Invariably we headed to the closest place near my elementary school which had the nicest selection. We started running down the rows of cut trees propped up on stakes, all of us searching for the perfect tree. Of course my mother always fell in love with the twelve footers , which was an impossibility in our tiny bungalow. My father typically chose the shortest, bushiest shrub-like arbor because his main concern was fitting “the goddamn thing” into his car trunk. He would never be so provocative or cavalier to allow even one inch to stick out of the trunk, and was far too lazy to expend the energy tying the thing to his roof. “It might scratch the paint” was his excuse against the extra work. The one and only thing they did agree on was that it had to be a Scotch Pine, so every year it was our tree of choice. Short needle, long needle, bushy or spindly, my brother and I just wanted a tree to take home to decorate and our parents to stop fighting and shut the hell up. They had no shame; they’d even fight in front of the tree man. They weren’t the least bit bothered by each other’s behavior but I could have died right then and there. I bore their shame for them.

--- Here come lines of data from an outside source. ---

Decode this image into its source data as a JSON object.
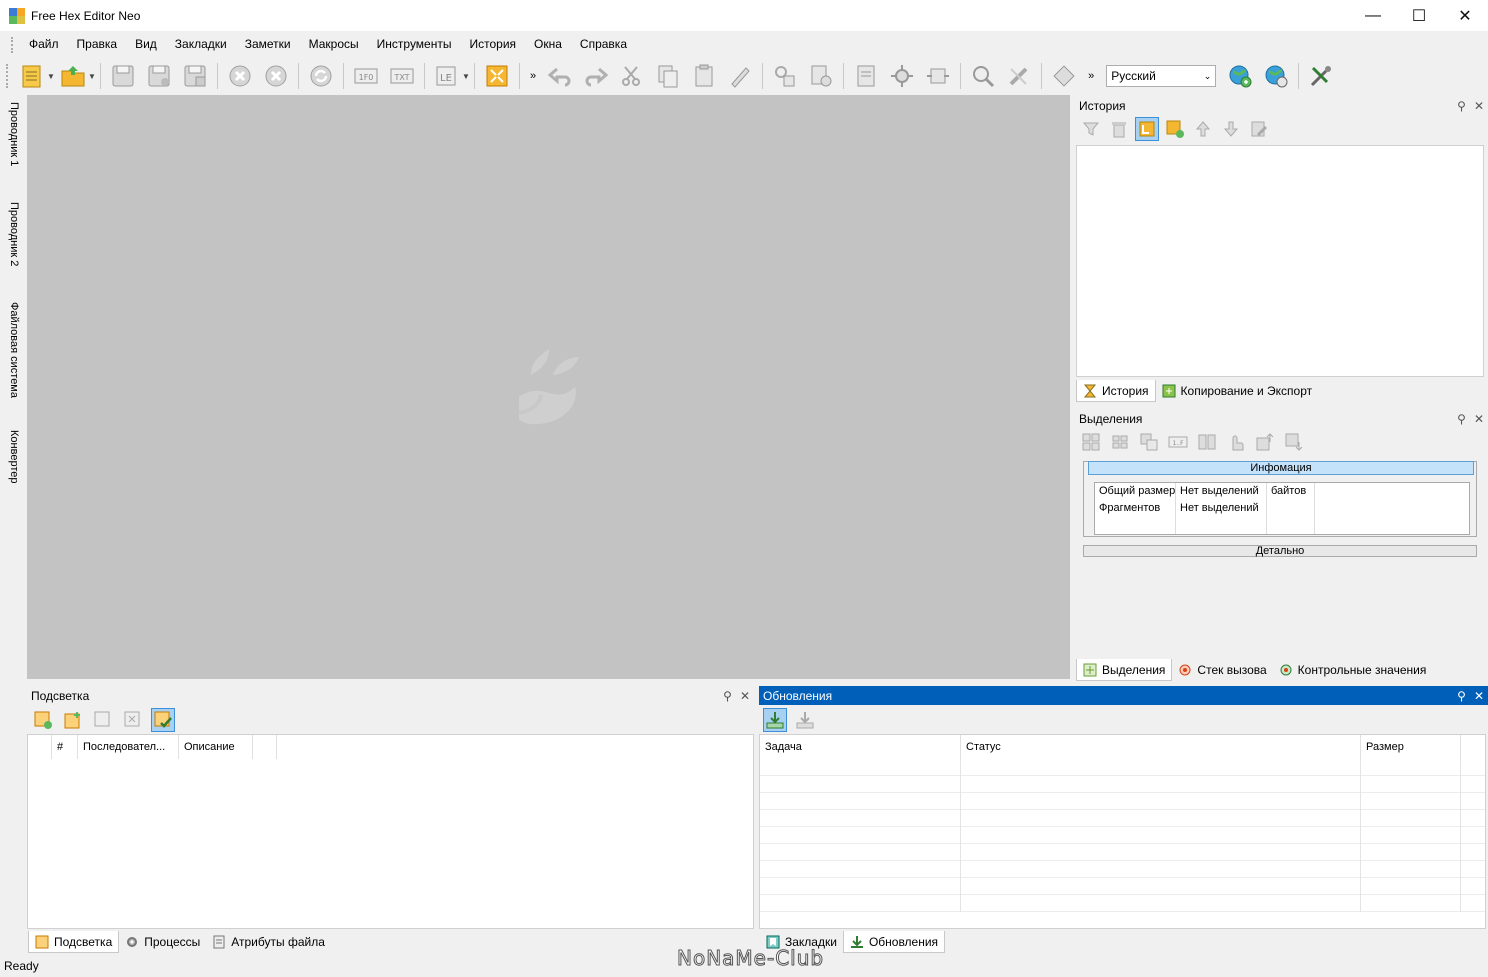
{
  "window": {
    "title": "Free Hex Editor Neo",
    "minimize": "—",
    "maximize": "☐",
    "close": "✕"
  },
  "menu": [
    "Файл",
    "Правка",
    "Вид",
    "Закладки",
    "Заметки",
    "Макросы",
    "Инструменты",
    "История",
    "Окна",
    "Справка"
  ],
  "toolbar": {
    "language": "Русский",
    "icons": [
      "new-file-icon",
      "open-file-icon",
      "save-icon",
      "save-as-icon",
      "save-all-icon",
      "close-icon",
      "close-all-icon",
      "reload-icon",
      "hex-mode-icon",
      "text-mode-icon",
      "encoding-icon",
      "fullscreen-icon",
      "undo-icon",
      "redo-icon",
      "cut-icon",
      "copy-icon",
      "paste-icon",
      "clear-icon",
      "find-replace-icon",
      "copy-special-icon",
      "print-icon",
      "settings-icon",
      "expand-icon",
      "search-icon",
      "tools-icon",
      "patch-icon",
      "web-update-icon",
      "web-info-icon",
      "options-icon"
    ]
  },
  "left_tabs": [
    "Проводник 1",
    "Проводник 2",
    "Файловая система",
    "Конвертер"
  ],
  "history_panel": {
    "title": "История",
    "tabs": [
      {
        "label": "История",
        "icon": "hourglass-icon"
      },
      {
        "label": "Копирование и Экспорт",
        "icon": "export-icon"
      }
    ]
  },
  "selections_panel": {
    "title": "Выделения",
    "info_title": "Инфомация",
    "rows": [
      [
        "Общий размер",
        "Нет выделений",
        "байтов",
        ""
      ],
      [
        "Фрагментов",
        "Нет выделений",
        "",
        ""
      ],
      [
        "",
        "",
        "",
        ""
      ]
    ],
    "detail_label": "Детально",
    "tabs": [
      {
        "label": "Выделения",
        "icon": "selection-icon"
      },
      {
        "label": "Стек вызова",
        "icon": "callstack-icon"
      },
      {
        "label": "Контрольные значения",
        "icon": "watch-icon"
      }
    ]
  },
  "highlight_panel": {
    "title": "Подсветка",
    "columns": [
      "#",
      "Последовател...",
      "Описание"
    ],
    "tabs": [
      {
        "label": "Подсветка",
        "icon": "highlight-icon"
      },
      {
        "label": "Процессы",
        "icon": "gear-icon"
      },
      {
        "label": "Атрибуты файла",
        "icon": "file-attr-icon"
      }
    ]
  },
  "updates_panel": {
    "title": "Обновления",
    "columns": [
      "Задача",
      "Статус",
      "Размер"
    ],
    "tabs": [
      {
        "label": "Закладки",
        "icon": "bookmark-icon"
      },
      {
        "label": "Обновления",
        "icon": "download-icon"
      }
    ]
  },
  "status": {
    "text": "Ready"
  },
  "watermark": "NoNaMe-Club",
  "colors": {
    "accent": "#005fb8",
    "workspace": "#c3c3c3",
    "selected_tool": "#a8d0f0"
  }
}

Round three was bringing the tree into the living room, setting it up and putting on the lights. This was something that only Dad could do, no matter how old we sons were. It was one of his few expressions of machismo, but of course it came with its price. We were expected to help him if he struggled while at the same time staying out of his way. So if the tree began to lean dangerously close to falling, unless he called for help we were not to attempt assisting. And when he did ask for our aid we were, of course, called useless because it was our fault that whatever had happened, happened. He shouted and swore and goddamned his way through the job and once it was up in its stand and encircled in lights he parked his ass in his recliner and watched us hanging the years of accumulated ornaments and the tinsel and candy canes. Intermittently supervising our work he would bellow instructions from his throne and critique our decorating with helpful comments like: “can’t you do anything right?”. Yet when people came to the house to visit during the holidays my father was the first to remark “isn’t our tree beautiful!”. We all wanted to wring his neck, leaving him dead right there in his chair.
Then, at the end of the joyous holiday season came the final round which was dismantling the dead pine and taking it out to the street to be carted away by the trash man. I won’t even bore you with that ordeal, but I think you can guess that those memories are not half as pleasant as those putting up the tree had been.
I still love Christmas trees, despite my parents’ damaged sense of holiday cheer. I’ll admit that taking them down is nothing but ugliness and hell and I channel most of my father’s rage to assist me in the task. But still, David and I go out to shop for a live tree every year. We’ve collected some beautiful ornaments in our fifteen years together and it’s a happy/sad time for us both, decorating and remembering Christmases past and family members and friends no longer with us to celebrate the season. It is a lot of work and it makes a bit of a mess, but for me, it really is the symbol of what Christmas is about.